"Due to increased security measures that safeguard the voting process, some overseas absentee voters may have trouble accessing the website," Murren said in a statement.

State websites were updated Monday and Tuesday with the contact information for the help desk.

About 4,000 voters have already registered for overseas or military absentee ballots, and it's unknown how many will ultimately do so. In the November 2016 election, 19,351 civilian Pennsylvania voters abroad requested absentee ballots and 10,833 Pennsylvania voters requested mail-in ballots because of active military status.

New Jersey doesn't appear to be blocking access. A spokesperson for the New Jersey Department of State did not respond to emailed questions Tuesday.

For voters who may already face obstacles — from time-zone differences that make contacting the Department of State inconvenient to more dire issues such as active combat — the lack of information can be frustrating and even prevent someone from voting.

Other states have also limited access to election sites based on location. People abroad were unable this week to load sites from New Mexico, Tennessee, Vermont, and Georgia.
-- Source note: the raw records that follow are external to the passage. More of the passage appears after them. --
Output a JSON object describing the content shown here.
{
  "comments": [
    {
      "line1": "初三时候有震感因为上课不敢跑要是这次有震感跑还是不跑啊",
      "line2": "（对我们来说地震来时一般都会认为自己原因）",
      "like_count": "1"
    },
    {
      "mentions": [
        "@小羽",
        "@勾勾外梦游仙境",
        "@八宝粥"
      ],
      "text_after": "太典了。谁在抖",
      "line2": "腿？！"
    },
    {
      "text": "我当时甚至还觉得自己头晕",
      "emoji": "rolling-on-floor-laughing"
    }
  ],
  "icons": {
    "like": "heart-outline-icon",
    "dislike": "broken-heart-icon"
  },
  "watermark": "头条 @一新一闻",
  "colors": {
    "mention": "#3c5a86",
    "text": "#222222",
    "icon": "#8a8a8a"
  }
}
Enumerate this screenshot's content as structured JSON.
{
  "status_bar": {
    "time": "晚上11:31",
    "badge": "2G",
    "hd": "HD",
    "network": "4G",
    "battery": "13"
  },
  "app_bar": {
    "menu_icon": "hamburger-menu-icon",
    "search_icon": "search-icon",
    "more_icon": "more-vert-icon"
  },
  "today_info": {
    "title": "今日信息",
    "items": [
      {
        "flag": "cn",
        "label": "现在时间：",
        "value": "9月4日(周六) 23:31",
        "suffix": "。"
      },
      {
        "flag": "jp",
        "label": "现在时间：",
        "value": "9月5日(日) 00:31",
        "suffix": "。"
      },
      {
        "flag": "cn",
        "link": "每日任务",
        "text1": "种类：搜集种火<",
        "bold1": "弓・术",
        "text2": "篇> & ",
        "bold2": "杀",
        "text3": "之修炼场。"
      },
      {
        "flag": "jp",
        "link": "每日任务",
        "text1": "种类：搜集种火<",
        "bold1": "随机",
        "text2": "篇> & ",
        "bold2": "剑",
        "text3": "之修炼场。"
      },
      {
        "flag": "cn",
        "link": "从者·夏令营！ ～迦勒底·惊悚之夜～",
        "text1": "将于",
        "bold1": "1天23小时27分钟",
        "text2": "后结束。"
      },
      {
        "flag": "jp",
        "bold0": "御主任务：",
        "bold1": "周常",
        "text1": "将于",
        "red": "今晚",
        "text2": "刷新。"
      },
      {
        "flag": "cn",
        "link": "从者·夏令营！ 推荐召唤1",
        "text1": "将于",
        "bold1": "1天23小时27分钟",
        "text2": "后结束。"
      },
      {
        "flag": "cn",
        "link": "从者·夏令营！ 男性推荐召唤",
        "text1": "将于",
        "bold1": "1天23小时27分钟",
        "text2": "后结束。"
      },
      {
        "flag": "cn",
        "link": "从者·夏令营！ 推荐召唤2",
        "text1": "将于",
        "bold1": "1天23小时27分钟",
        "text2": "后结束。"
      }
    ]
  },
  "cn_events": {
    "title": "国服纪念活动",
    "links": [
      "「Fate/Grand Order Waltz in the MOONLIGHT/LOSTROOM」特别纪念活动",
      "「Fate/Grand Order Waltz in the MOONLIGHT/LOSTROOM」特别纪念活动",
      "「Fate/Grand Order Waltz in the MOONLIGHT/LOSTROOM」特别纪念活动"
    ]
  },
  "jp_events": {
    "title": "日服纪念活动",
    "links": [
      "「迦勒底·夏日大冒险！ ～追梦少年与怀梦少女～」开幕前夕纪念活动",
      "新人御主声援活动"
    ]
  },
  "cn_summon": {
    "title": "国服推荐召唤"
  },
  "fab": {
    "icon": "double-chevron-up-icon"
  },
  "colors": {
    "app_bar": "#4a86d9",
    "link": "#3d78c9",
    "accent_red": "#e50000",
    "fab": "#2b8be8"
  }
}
The Inquirer and Daily News replicated these results using a VPN routing through other countries.

Calls and emails to the offices of the Tennessee, Georgia, and Vermont secretaries of state were not returned Tuesday. A spokesperson for the Georgia secretary of state acknowledged the geo-blocking policy in August to Buzzfeed News.

A spokesperson for the New Mexico Office of the Secretary of State said that office began blocking overseas access to its election site earlier this year.

"Email works fine, so we can email people overseas and they can email us back," Alex Curtas, the spokesperson, wrote in an email. "But, for security reasons, someone living overseas can't access our web systems (like requesting an absentee ballot through our online system)."

John Merrill, the Alabama secretary of state, said his office has found a compromise: Overseas access remains generally blocked, but specific places are whitelisted, or allowed. After all, he pointed out, his office knows each voter's location.

"If we don't have somebody in Yugoslavia, we don't really need to open the portal to Yugoslavia," he said in an interview. Alabama has used this system since 2016.

David Beirne, the director of the Federal Voting Assistance Program, said in a statement that the program recognizes the importance of cybersecurity concerns, but "access to key election information for our military, their families, and overseas citizens needs to be considered in their security approach."

He identified the Alabama approach of whitelisting certain networks and locations as "important for those voters who may wish to participate in the 2018 election, but find themselves in less-than-hospitable environments."

Murren said Pennsylvania is working on longer-term solutions "that will meet our increased standards of security."

It's an important lesson about unintended consequences and blind spots, said Justin Levitt, a law professor at Loyola Law School in Los Angeles whose work in elections and democracy includes serving in the Civil Rights Division of the U.S. Department of Justice from 2015-17.

"There are lots of security measures that election officials are urged to take, and thinking through the consequences is important," he said. "I don't think that anybody in Pennsylvania deliberately set the system up to cause problems for UOCAVA voters, but it's an important example of why all of the voting populations need to be kept in mind when you're designing general policy."

What to do if you can't access the Pennsylvania elections website

Contact the Pennsylvania Department of State's Help Desk at 1-866-472-7873 or and an employee will verify your identity and email you a ballot directly.

You can also contact your local county election officials — find their information here — or the Federal Voting Assistance Program at 1-800-438-VOTE (8683) and The nonprofit U.S. Vote Foundation runs an Overseas Vote program that also provides assistance to voters abroad.